[Tutor] Why thus?
Wesley J. Chun
Tue, 14 Mar 2000 14:15:38 -0800 (PST)
> From firstname.lastname@example.org Sun Mar 12 14:26 PST 2000
> "Wesley J. Chun" wrote:
> > when doing an assignment in a
> > local scope, the compiler will search only for the local
> > name, and since you haven't done a "counter = XXX" within
> > __init__(), it will complain.
> Careful, in his exmple he wasn't referring to self
> at all, and __init__() wouldn't have helped.
right. i meant to say that you haven't done set counter, i.e.
"counter = XXX", within your function (whether it's __init__()
or any other one).
> > # this fails (references local var that hasn't been
> > # assigned/doesn't exist)
> > i = 4
> > def foo():
> > print i # "print global 'i'"
> ++++++++++++++++++++++++ local
> > i = 6 # set local 'i'
> +++Please try to avoid false comments, this confuses
> people who are not already sure what's right and what not.
sorry everyone. i thought that if i put it in "double quotes"
you would see that *that* was the intention of the errorneous
programmer: they *wanted* to access a global 'i', but sadly,
that is not the case. what is really happening is that they
were accessing a local variable that didn't exist yet, so:
i = 4
print i # print (uninitialized) local 'i'
i = 6 # set local 'i'
as others have already suggested, adding 'global i' will solve
hope this helps!!

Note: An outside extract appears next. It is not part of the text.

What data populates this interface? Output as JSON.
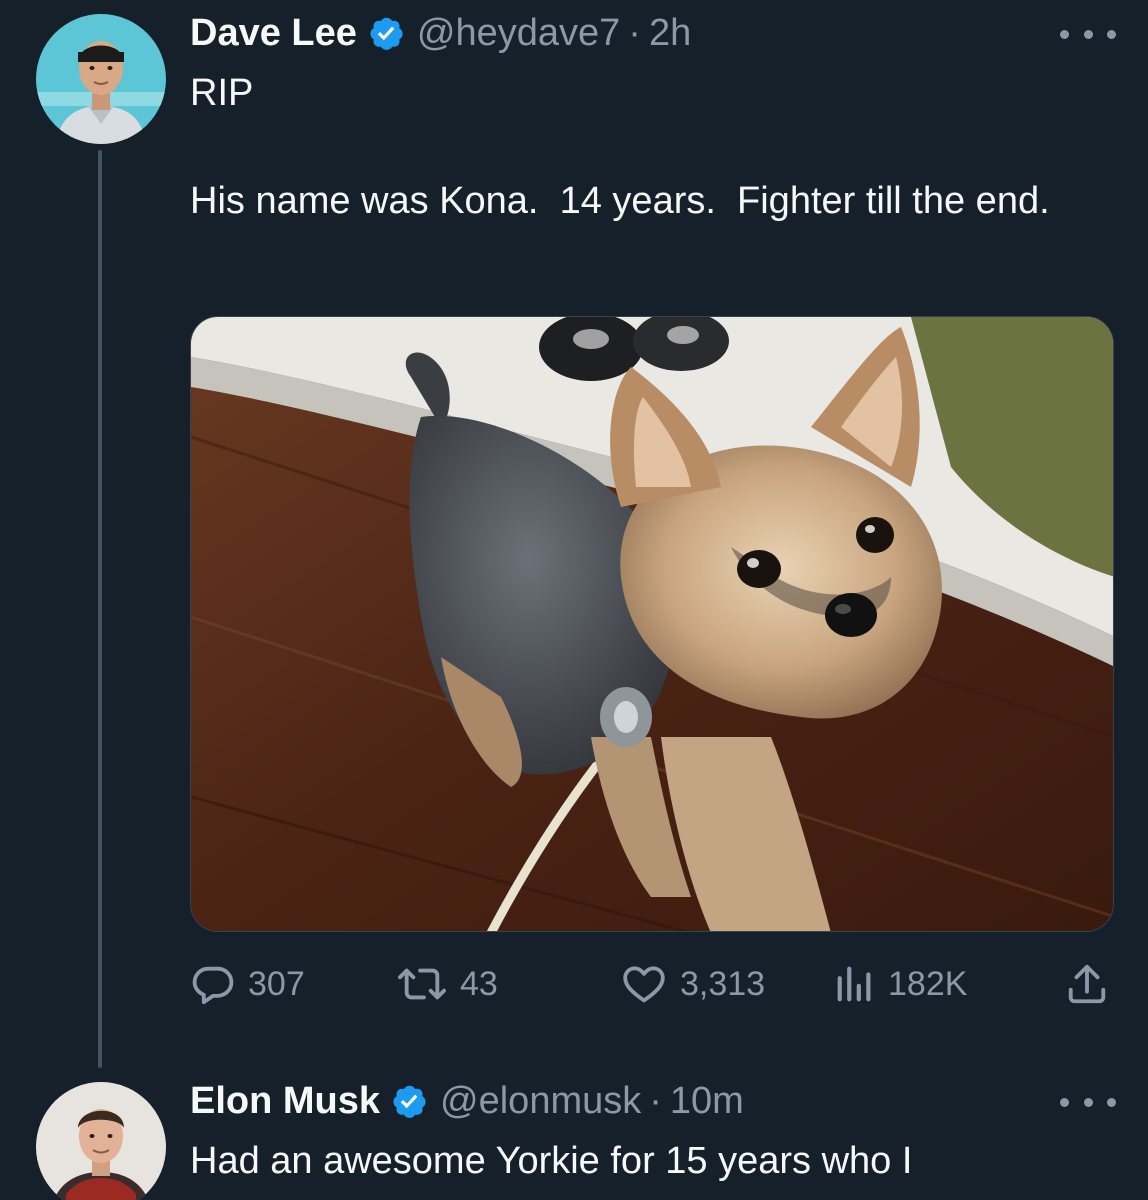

"Core Python Programming", Prentice-Hall, TBP Summer 2000
wesley.j.chun :: email@example.com
cyberweb.consulting :: silicon.valley, ca